╔══

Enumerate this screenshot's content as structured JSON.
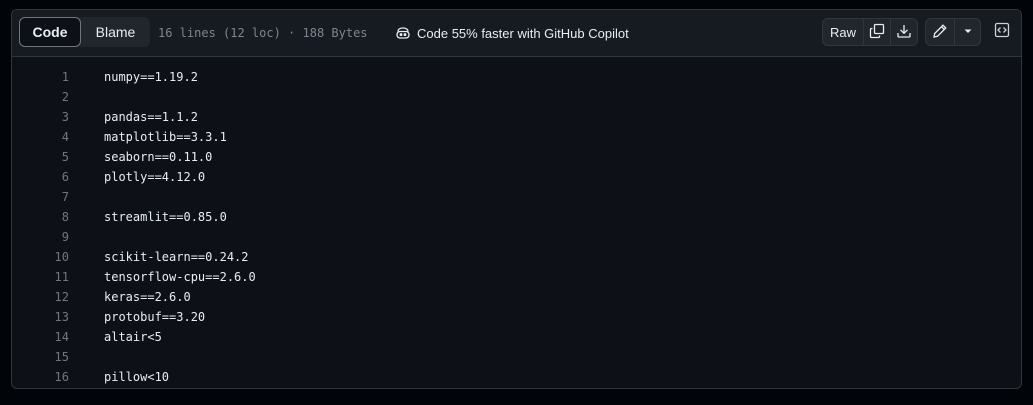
{
  "toolbar": {
    "code_tab": "Code",
    "blame_tab": "Blame",
    "file_info": "16 lines (12 loc) · 188 Bytes",
    "copilot_text": "Code 55% faster with GitHub Copilot",
    "raw_label": "Raw"
  },
  "icons": {
    "copilot": "copilot-icon",
    "copy": "copy-icon",
    "download": "download-icon",
    "edit": "pencil-icon",
    "dropdown": "triangle-down-icon",
    "symbols": "code-square-icon"
  },
  "colors": {
    "background": "#0d1117",
    "header": "#161b22",
    "border": "#30363d",
    "text": "#e6edf3",
    "muted": "#7d8590"
  },
  "lines": [
    {
      "n": "1",
      "text": "numpy==1.19.2"
    },
    {
      "n": "2",
      "text": ""
    },
    {
      "n": "3",
      "text": "pandas==1.1.2"
    },
    {
      "n": "4",
      "text": "matplotlib==3.3.1"
    },
    {
      "n": "5",
      "text": "seaborn==0.11.0"
    },
    {
      "n": "6",
      "text": "plotly==4.12.0"
    },
    {
      "n": "7",
      "text": ""
    },
    {
      "n": "8",
      "text": "streamlit==0.85.0"
    },
    {
      "n": "9",
      "text": ""
    },
    {
      "n": "10",
      "text": "scikit-learn==0.24.2"
    },
    {
      "n": "11",
      "text": "tensorflow-cpu==2.6.0"
    },
    {
      "n": "12",
      "text": "keras==2.6.0"
    },
    {
      "n": "13",
      "text": "protobuf==3.20"
    },
    {
      "n": "14",
      "text": "altair<5"
    },
    {
      "n": "15",
      "text": ""
    },
    {
      "n": "16",
      "text": "pillow<10"
    }
  ]
}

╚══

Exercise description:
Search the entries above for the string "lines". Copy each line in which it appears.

Exercise solution:
    "file_info": "16 lines (12 loc) · 188 Bytes",
  "lines": [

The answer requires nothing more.